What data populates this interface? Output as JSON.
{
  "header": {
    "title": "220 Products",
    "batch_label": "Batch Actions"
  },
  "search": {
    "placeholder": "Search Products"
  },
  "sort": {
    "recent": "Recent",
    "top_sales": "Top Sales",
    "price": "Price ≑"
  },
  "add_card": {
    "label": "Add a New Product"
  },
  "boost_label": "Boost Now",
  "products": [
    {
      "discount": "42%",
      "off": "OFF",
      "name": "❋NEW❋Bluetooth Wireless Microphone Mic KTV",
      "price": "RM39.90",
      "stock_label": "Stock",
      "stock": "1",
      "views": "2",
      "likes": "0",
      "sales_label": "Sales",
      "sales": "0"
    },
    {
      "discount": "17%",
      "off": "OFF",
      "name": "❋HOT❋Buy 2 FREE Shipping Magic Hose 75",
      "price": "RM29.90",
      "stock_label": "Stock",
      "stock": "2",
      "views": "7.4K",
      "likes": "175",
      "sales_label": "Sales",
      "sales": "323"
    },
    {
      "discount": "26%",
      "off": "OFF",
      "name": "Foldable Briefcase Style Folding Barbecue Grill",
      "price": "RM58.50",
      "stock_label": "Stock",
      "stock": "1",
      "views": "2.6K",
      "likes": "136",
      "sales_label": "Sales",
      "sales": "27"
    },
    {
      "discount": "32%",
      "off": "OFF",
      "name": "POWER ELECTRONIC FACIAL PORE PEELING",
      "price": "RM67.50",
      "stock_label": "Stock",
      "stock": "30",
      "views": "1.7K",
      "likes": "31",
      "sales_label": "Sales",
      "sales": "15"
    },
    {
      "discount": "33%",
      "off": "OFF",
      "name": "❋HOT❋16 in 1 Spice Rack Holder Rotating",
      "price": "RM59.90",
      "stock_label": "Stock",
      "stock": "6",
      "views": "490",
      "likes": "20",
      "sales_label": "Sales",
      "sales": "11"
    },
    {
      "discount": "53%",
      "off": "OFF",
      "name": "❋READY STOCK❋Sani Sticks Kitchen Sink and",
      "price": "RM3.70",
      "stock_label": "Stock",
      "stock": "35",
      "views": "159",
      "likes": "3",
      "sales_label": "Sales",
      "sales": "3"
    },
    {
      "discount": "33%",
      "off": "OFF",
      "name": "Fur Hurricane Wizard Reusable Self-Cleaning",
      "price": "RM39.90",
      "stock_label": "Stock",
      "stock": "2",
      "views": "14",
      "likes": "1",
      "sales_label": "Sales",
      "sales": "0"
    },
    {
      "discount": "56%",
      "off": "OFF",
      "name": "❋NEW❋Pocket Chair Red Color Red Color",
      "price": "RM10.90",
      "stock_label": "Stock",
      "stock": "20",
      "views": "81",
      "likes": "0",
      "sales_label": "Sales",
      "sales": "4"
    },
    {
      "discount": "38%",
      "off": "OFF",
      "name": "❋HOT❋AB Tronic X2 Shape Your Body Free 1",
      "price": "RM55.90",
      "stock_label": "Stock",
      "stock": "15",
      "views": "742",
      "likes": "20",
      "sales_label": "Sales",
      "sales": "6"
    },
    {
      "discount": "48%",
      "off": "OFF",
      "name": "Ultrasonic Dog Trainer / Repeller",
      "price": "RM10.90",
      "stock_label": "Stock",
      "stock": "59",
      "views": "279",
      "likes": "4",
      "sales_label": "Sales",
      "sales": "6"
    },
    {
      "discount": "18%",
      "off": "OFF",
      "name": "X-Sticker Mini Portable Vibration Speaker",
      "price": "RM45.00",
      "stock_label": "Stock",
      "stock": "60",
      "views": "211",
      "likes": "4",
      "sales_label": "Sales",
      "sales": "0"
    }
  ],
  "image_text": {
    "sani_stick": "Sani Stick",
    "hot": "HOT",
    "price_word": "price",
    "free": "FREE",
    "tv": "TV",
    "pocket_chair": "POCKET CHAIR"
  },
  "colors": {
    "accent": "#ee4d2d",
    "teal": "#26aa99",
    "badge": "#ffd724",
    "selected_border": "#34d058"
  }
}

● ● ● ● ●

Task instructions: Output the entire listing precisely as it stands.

Finished exercise:
What data populates this interface? Output as JSON.
{
  "header": {
    "title": "220 Products",
    "batch_label": "Batch Actions"
  },
  "search": {
    "placeholder": "Search Products"
  },
  "sort": {
    "recent": "Recent",
    "top_sales": "Top Sales",
    "price": "Price ≑"
  },
  "add_card": {
    "label": "Add a New Product"
  },
  "boost_label": "Boost Now",
  "products": [
    {
      "discount": "42%",
      "off": "OFF",
      "name": "❋NEW❋Bluetooth Wireless Microphone Mic KTV",
      "price": "RM39.90",
      "stock_label": "Stock",
      "stock": "1",
      "views": "2",
      "likes": "0",
      "sales_label": "Sales",
      "sales": "0"
    },
    {
      "discount": "17%",
      "off": "OFF",
      "name": "❋HOT❋Buy 2 FREE Shipping Magic Hose 75",
      "price": "RM29.90",
      "stock_label": "Stock",
      "stock": "2",
      "views": "7.4K",
      "likes": "175",
      "sales_label": "Sales",
      "sales": "323"
    },
    {
      "discount": "26%",
      "off": "OFF",
      "name": "Foldable Briefcase Style Folding Barbecue Grill",
      "price": "RM58.50",
      "stock_label": "Stock",
      "stock": "1",
      "views": "2.6K",
      "likes": "136",
      "sales_label": "Sales",
      "sales": "27"
    },
    {
      "discount": "32%",
      "off": "OFF",
      "name": "POWER ELECTRONIC FACIAL PORE PEELING",
      "price": "RM67.50",
      "stock_label": "Stock",
      "stock": "30",
      "views": "1.7K",
      "likes": "31",
      "sales_label": "Sales",
      "sales": "15"
    },
    {
      "discount": "33%",
      "off": "OFF",
      "name": "❋HOT❋16 in 1 Spice Rack Holder Rotating",
      "price": "RM59.90",
      "stock_label": "Stock",
      "stock": "6",
      "views": "490",
      "likes": "20",
      "sales_label": "Sales",
      "sales": "11"
    },
    {
      "discount": "53%",
      "off": "OFF",
      "name": "❋READY STOCK❋Sani Sticks Kitchen Sink and",
      "price": "RM3.70",
      "stock_label": "Stock",
      "stock": "35",
      "views": "159",
      "likes": "3",
      "sales_label": "Sales",
      "sales": "3"
    },
    {
      "discount": "33%",
      "off": "OFF",
      "name": "Fur Hurricane Wizard Reusable Self-Cleaning",
      "price": "RM39.90",
      "stock_label": "Stock",
      "stock": "2",
      "views": "14",
      "likes": "1",
      "sales_label": "Sales",
      "sales": "0"
    },
    {
      "discount": "56%",
      "off": "OFF",
      "name": "❋NEW❋Pocket Chair Red Color Red Color",
      "price": "RM10.90",
      "stock_label": "Stock",
      "stock": "20",
      "views": "81",
      "likes": "0",
      "sales_label": "Sales",
      "sales": "4"
    },
    {
      "discount": "38%",
      "off": "OFF",
      "name": "❋HOT❋AB Tronic X2 Shape Your Body Free 1",
      "price": "RM55.90",
      "stock_label": "Stock",
      "stock": "15",
      "views": "742",
      "likes": "20",
      "sales_label": "Sales",
      "sales": "6"
    },
    {
      "discount": "48%",
      "off": "OFF",
      "name": "Ultrasonic Dog Trainer / Repeller",
      "price": "RM10.90",
      "stock_label": "Stock",
      "stock": "59",
      "views": "279",
      "likes": "4",
      "sales_label": "Sales",
      "sales": "6"
    },
    {
      "discount": "18%",
      "off": "OFF",
      "name": "X-Sticker Mini Portable Vibration Speaker",
      "price": "RM45.00",
      "stock_label": "Stock",
      "stock": "60",
      "views": "211",
      "likes": "4",
      "sales_label": "Sales",
      "sales": "0"
    }
  ],
  "image_text": {
    "sani_stick": "Sani Stick",
    "hot": "HOT",
    "price_word": "price",
    "free": "FREE",
    "tv": "TV",
    "pocket_chair": "POCKET CHAIR"
  },
  "colors": {
    "accent": "#ee4d2d",
    "teal": "#26aa99",
    "badge": "#ffd724",
    "selected_border": "#34d058"
  }
}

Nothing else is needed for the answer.